Organic growth, excluding currency fluctuations and acquisitions, in the financial year July 1, 2010 to June 30, 2011, was 15%. Edelman achieved growth of 14% in the US, climbing from $321.4 million to $367.2 million.
President and CEO Richard Edelman attributed the double-digit rise to the development of the firm's digital business, the benefits of being privately owned, and the retention and growth of its work with large clients.
“Digital accounts for as much as 20% of revenue in some offices, 15% across the US, and 12% globally,” he said. “The holding companies have to make 20% margin after they've distributed their bonuses – 25% overall.”
Edelman explained that his agency can work on profit margins 8 to 10 points lower than that and still pay equivalent bonuses.
“Most importantly, we've retained our top 50 clients and organically grown the top 20 significantly,” he added. “We're doing great work across the board in international marketing and corporate reputation.”
Revenue from Edelman's top 50 clients grew 19% in the 2011 financial year, while the top 20 were up 14.5%.
Edelman rejected claims that the agency had a high client churn rate and operated on a high-win, high-turnover strategy: “That may have been true 10 years ago, but it is statistically false that there is a high turnover now. We have not lost one of our top 50 clients since Nissan in 2008.”
Staff turnover in the period was under 20% overall, and 15% in the US. The agency now employs 3,941 people worldwide, a net increase of 500.
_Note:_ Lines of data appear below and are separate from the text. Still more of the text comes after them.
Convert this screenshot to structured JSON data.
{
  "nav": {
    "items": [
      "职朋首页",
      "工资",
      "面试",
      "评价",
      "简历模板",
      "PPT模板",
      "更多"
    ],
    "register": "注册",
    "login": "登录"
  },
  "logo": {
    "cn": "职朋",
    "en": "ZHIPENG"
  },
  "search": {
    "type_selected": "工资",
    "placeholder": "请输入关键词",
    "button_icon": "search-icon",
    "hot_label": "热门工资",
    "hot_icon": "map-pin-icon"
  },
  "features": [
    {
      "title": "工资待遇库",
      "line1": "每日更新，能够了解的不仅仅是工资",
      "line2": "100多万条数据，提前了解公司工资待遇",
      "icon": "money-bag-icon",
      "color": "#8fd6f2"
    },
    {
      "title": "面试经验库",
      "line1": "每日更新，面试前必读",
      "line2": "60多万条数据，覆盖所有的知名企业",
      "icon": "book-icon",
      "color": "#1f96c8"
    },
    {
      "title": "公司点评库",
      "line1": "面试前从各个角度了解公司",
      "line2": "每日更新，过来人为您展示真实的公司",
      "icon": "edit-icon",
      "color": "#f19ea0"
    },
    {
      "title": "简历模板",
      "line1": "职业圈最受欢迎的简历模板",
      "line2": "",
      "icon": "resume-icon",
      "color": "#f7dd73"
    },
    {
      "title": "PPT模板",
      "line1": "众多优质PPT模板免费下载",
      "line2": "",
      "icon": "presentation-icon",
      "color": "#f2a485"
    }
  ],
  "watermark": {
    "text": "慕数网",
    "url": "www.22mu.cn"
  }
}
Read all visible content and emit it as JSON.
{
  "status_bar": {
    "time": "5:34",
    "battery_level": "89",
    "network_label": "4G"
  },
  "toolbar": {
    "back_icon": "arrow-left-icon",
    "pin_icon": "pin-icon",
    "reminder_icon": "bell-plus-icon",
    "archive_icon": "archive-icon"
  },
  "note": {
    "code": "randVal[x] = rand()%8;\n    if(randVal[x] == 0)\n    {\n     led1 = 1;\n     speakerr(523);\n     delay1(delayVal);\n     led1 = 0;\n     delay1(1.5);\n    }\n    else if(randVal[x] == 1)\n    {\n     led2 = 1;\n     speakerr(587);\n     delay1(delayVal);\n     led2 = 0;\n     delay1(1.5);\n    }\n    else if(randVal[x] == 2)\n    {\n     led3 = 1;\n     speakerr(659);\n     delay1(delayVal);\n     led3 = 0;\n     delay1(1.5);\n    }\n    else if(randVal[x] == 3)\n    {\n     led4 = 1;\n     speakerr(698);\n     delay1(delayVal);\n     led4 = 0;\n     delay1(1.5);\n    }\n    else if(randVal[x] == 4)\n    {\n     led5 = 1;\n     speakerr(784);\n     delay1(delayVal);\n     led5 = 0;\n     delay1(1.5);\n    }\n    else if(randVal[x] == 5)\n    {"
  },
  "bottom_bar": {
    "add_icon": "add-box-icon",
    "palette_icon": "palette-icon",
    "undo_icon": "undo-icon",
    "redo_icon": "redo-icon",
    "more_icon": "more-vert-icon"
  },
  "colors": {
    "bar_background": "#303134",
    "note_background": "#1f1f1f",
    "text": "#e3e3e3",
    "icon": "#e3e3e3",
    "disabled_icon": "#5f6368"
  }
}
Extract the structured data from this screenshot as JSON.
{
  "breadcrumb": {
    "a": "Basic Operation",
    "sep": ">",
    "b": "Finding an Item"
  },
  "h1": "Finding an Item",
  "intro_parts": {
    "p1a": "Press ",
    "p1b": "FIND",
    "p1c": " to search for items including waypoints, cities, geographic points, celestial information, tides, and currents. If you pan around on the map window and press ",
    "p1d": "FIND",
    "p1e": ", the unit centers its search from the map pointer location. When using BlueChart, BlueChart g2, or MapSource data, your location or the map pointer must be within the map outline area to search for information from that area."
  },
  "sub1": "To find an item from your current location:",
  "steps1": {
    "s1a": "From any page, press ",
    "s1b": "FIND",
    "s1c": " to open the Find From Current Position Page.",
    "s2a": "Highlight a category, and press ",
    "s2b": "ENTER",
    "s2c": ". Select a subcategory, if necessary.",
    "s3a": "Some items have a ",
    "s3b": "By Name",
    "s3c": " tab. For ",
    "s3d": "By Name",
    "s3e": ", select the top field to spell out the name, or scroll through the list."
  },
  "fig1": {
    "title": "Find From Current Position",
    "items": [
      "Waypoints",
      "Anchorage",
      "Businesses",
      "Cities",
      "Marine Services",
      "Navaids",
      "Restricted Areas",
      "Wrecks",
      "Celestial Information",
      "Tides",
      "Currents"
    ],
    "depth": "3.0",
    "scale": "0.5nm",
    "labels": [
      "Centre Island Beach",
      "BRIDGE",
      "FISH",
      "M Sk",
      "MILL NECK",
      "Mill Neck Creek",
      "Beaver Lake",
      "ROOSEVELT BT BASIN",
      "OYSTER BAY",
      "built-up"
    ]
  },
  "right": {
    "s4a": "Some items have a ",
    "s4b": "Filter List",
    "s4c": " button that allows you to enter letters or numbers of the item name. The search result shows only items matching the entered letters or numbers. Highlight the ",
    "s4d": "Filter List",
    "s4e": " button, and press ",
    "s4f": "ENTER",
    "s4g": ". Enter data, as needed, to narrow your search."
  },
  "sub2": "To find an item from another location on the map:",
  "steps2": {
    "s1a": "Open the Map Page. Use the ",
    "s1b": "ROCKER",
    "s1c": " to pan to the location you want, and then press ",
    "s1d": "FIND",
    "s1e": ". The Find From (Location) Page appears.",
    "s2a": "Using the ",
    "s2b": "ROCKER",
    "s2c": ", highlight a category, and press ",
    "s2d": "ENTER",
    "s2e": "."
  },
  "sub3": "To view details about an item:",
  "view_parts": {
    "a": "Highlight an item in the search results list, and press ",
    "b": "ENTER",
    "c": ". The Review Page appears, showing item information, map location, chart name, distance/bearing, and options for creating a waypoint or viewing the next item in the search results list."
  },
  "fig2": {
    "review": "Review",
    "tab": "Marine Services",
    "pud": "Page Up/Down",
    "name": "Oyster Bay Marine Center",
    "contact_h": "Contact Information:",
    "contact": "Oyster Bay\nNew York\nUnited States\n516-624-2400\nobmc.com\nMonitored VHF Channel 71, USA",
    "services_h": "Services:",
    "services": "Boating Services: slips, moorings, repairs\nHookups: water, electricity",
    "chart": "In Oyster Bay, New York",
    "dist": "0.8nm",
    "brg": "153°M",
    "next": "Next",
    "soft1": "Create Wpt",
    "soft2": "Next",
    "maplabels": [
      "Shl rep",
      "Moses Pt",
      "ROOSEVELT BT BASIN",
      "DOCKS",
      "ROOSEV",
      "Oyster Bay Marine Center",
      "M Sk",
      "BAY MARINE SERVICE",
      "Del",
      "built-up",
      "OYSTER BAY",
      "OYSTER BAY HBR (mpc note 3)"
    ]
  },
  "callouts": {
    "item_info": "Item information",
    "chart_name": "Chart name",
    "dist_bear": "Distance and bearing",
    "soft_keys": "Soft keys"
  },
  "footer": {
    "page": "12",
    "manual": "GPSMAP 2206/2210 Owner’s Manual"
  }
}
“We've reduced our global staff turnover figure from the mid-20% range a few years ago,” said Edelman. “That's good given the nature of our workforce and higher turnover levels in Asia. And we're still hiring in a forward-looking manner.”
Edelman said it was unlikely there would be more than one further acquisition in 2011. “We're taking the foot off the pedal in terms of acquisitions in the next six months,” he explained. “We don't want to get overextended.”